Here's When You Should Throw Out Valentine's Day Candy

While Valentine's Day is good for sharing romantic dinners and giving your partner gifts, everyone knows that the days after Valentine's Day is when you stock up on all the candy that's still on the shelves — and on sale! When else could you get a box of Ferrero Rocher for rock bottom prices? And those big kitschy hearts full of chocolate truffles — it's like they're giving them out for free. You would also be crazy to pass up a box of Reese's peanut butter hearts at those prices, too!

Our love for the sweet stuff isn't an exaggeration. A 2022 survey by public benefit corporation Sugarbreak revealed that 67% of Americans indulge in chocolate on Valentine's Day and, in 2022, it was expected Americans would spend a total of $23.9 billion dollars on Valentine's Day goodies (via National Retail Federation). When you add discount candy to the equation, you're bound to see a lot of customers loading up on chocolate of all kinds in the days after the holiday. 

But, since buying on impulse can mean you get more than you need, there's a chance a lot of that candy will just sit around in your kitchen after the initial sugar craze wears off. That box of chocolates might wind up getting pushed to the back of the cabinet, lost in a sea of shuffling groceries, or slowly eaten over the course of the rest of the year. And so the question remains — when exactly is it time to toss your post-Valentine's candy?
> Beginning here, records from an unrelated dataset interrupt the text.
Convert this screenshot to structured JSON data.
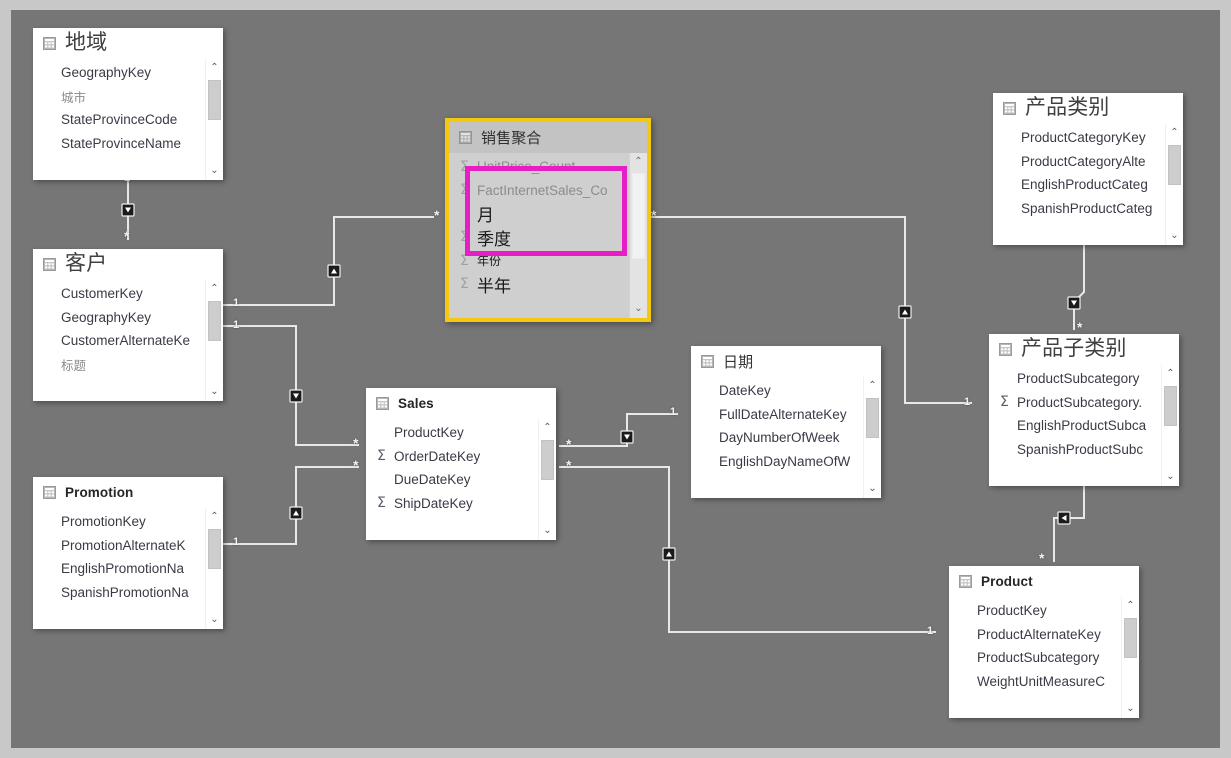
{
  "canvas": {
    "background_color": "#767676",
    "outer_border_color": "#c8c8c8",
    "highlight_border_color": "#f2c811",
    "selection_box_color": "#e61ec3"
  },
  "tables": [
    {
      "id": "geography",
      "name": "地域",
      "title_style": "cjk-large",
      "icon": "table-grid-icon",
      "fields": [
        {
          "label": "GeographyKey",
          "measure": false,
          "dimmed": false
        },
        {
          "label": "城市",
          "measure": false,
          "dimmed": true
        },
        {
          "label": "StateProvinceCode",
          "measure": false,
          "dimmed": false
        },
        {
          "label": "StateProvinceName",
          "measure": false,
          "dimmed": false
        }
      ]
    },
    {
      "id": "customer",
      "name": "客户",
      "title_style": "cjk-large",
      "icon": "table-grid-icon",
      "fields": [
        {
          "label": "CustomerKey",
          "measure": false,
          "dimmed": false
        },
        {
          "label": "GeographyKey",
          "measure": false,
          "dimmed": false
        },
        {
          "label": "CustomerAlternateKe",
          "measure": false,
          "dimmed": false
        },
        {
          "label": "标题",
          "measure": false,
          "dimmed": true
        }
      ]
    },
    {
      "id": "promotion",
      "name": "Promotion",
      "title_style": "latin",
      "icon": "table-grid-icon",
      "fields": [
        {
          "label": "PromotionKey",
          "measure": false,
          "dimmed": false
        },
        {
          "label": "PromotionAlternateK",
          "measure": false,
          "dimmed": false
        },
        {
          "label": "EnglishPromotionNa",
          "measure": false,
          "dimmed": false
        },
        {
          "label": "SpanishPromotionNa",
          "measure": false,
          "dimmed": false
        }
      ]
    },
    {
      "id": "sales",
      "name": "Sales",
      "title_style": "latin",
      "icon": "table-grid-icon",
      "fields": [
        {
          "label": "ProductKey",
          "measure": false,
          "dimmed": false
        },
        {
          "label": "OrderDateKey",
          "measure": true,
          "dimmed": false
        },
        {
          "label": "DueDateKey",
          "measure": false,
          "dimmed": false
        },
        {
          "label": "ShipDateKey",
          "measure": true,
          "dimmed": false
        }
      ]
    },
    {
      "id": "date",
      "name": "日期",
      "title_style": "cjk-small",
      "icon": "table-grid-icon",
      "fields": [
        {
          "label": "DateKey",
          "measure": false,
          "dimmed": false
        },
        {
          "label": "FullDateAlternateKey",
          "measure": false,
          "dimmed": false
        },
        {
          "label": "DayNumberOfWeek",
          "measure": false,
          "dimmed": false
        },
        {
          "label": "EnglishDayNameOfW",
          "measure": false,
          "dimmed": false
        }
      ]
    },
    {
      "id": "product-category",
      "name": "产品类别",
      "title_style": "cjk-large",
      "icon": "table-grid-icon",
      "fields": [
        {
          "label": "ProductCategoryKey",
          "measure": false,
          "dimmed": false
        },
        {
          "label": "ProductCategoryAlte",
          "measure": false,
          "dimmed": false
        },
        {
          "label": "EnglishProductCateg",
          "measure": false,
          "dimmed": false
        },
        {
          "label": "SpanishProductCateg",
          "measure": false,
          "dimmed": false
        }
      ]
    },
    {
      "id": "product-subcategory",
      "name": "产品子类别",
      "title_style": "cjk-large",
      "icon": "table-grid-icon",
      "fields": [
        {
          "label": "ProductSubcategory",
          "measure": false,
          "dimmed": false
        },
        {
          "label": "ProductSubcategory.",
          "measure": true,
          "dimmed": false
        },
        {
          "label": "EnglishProductSubca",
          "measure": false,
          "dimmed": false
        },
        {
          "label": "SpanishProductSubc",
          "measure": false,
          "dimmed": false
        }
      ]
    },
    {
      "id": "product",
      "name": "Product",
      "title_style": "latin",
      "icon": "table-grid-icon",
      "fields": [
        {
          "label": "ProductKey",
          "measure": false,
          "dimmed": false
        },
        {
          "label": "ProductAlternateKey",
          "measure": false,
          "dimmed": false
        },
        {
          "label": "ProductSubcategory",
          "measure": false,
          "dimmed": false
        },
        {
          "label": "WeightUnitMeasureC",
          "measure": false,
          "dimmed": false
        }
      ]
    }
  ],
  "aggregation_table": {
    "id": "sales-aggregation",
    "name": "销售聚合",
    "icon": "table-grid-icon",
    "selected": true,
    "fields": [
      {
        "label": "UnitPrice_Count",
        "measure": true,
        "highlighted": false
      },
      {
        "label": "FactInternetSales_Co",
        "measure": true,
        "highlighted": false
      },
      {
        "label": "月",
        "measure": false,
        "highlighted": true,
        "size": "big"
      },
      {
        "label": "季度",
        "measure": true,
        "highlighted": true,
        "size": "big"
      },
      {
        "label": "年份",
        "measure": true,
        "highlighted": true,
        "size": "small"
      },
      {
        "label": "半年",
        "measure": true,
        "highlighted": true,
        "size": "big"
      }
    ]
  },
  "relationships": [
    {
      "id": "geography-customer",
      "from": "地域",
      "to": "客户",
      "from_cardinality": "1",
      "to_cardinality": "*"
    },
    {
      "id": "customer-sales-agg",
      "from": "客户",
      "to": "销售聚合",
      "from_cardinality": "1",
      "to_cardinality": "*"
    },
    {
      "id": "customer-sales",
      "from": "客户",
      "to": "Sales",
      "from_cardinality": "1",
      "to_cardinality": "*"
    },
    {
      "id": "promotion-sales",
      "from": "Promotion",
      "to": "Sales",
      "from_cardinality": "1",
      "to_cardinality": "*"
    },
    {
      "id": "sales-date",
      "from": "Sales",
      "to": "日期",
      "from_cardinality": "*",
      "to_cardinality": "1"
    },
    {
      "id": "sales-product",
      "from": "Sales",
      "to": "Product",
      "from_cardinality": "*",
      "to_cardinality": "1"
    },
    {
      "id": "sales-agg-subcategory",
      "from": "销售聚合",
      "to": "产品子类别",
      "from_cardinality": "*",
      "to_cardinality": "1"
    },
    {
      "id": "category-subcategory",
      "from": "产品类别",
      "to": "产品子类别",
      "from_cardinality": "1",
      "to_cardinality": "*"
    },
    {
      "id": "subcategory-product",
      "from": "产品子类别",
      "to": "Product",
      "from_cardinality": "1",
      "to_cardinality": "*"
    }
  ],
  "cardinality_labels": {
    "one": "1",
    "many": "*"
  },
  "scroll_glyphs": {
    "up": "⌃",
    "down": "⌄"
  },
  "measure_glyph": "Σ"
}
Lollipops are the longest-lasting Valentine's Day candy

According to Guilty Eats, the first thing to do before disposing of your Valentine's Day candy is the most obvious one: Check the expiration date. If you're still a few months out before the candy officially goes bad, there's no harm in digging into it. But, in the event you either tossed the box out or can't find that date on the packaging, Guilty Eats does recommend that you keep your treats in a cool and dry place for no longer than eight to 10 months. In the case of chocolate and gum, you can keep them for as long as nine to 10 months at best, but lollipops and other hard candies can last up to a year if properly stored.

In the event you do plan on keeping all of your Valentine's candy, the question then becomes what exactly to do with all of it? There's only so many candy conversation hearts and lollipops someone could eat before growing tired of it. The Dairy Alliance has a few ideas for using your leftover candy to prepare a wide variety of confections, ranging from hot chocolate and truffles to lava cake. 

For now, it's still only a few days after Valentine's Day, so you have plenty of time to figure what you want to do with your candy haul before the expiration date comes up.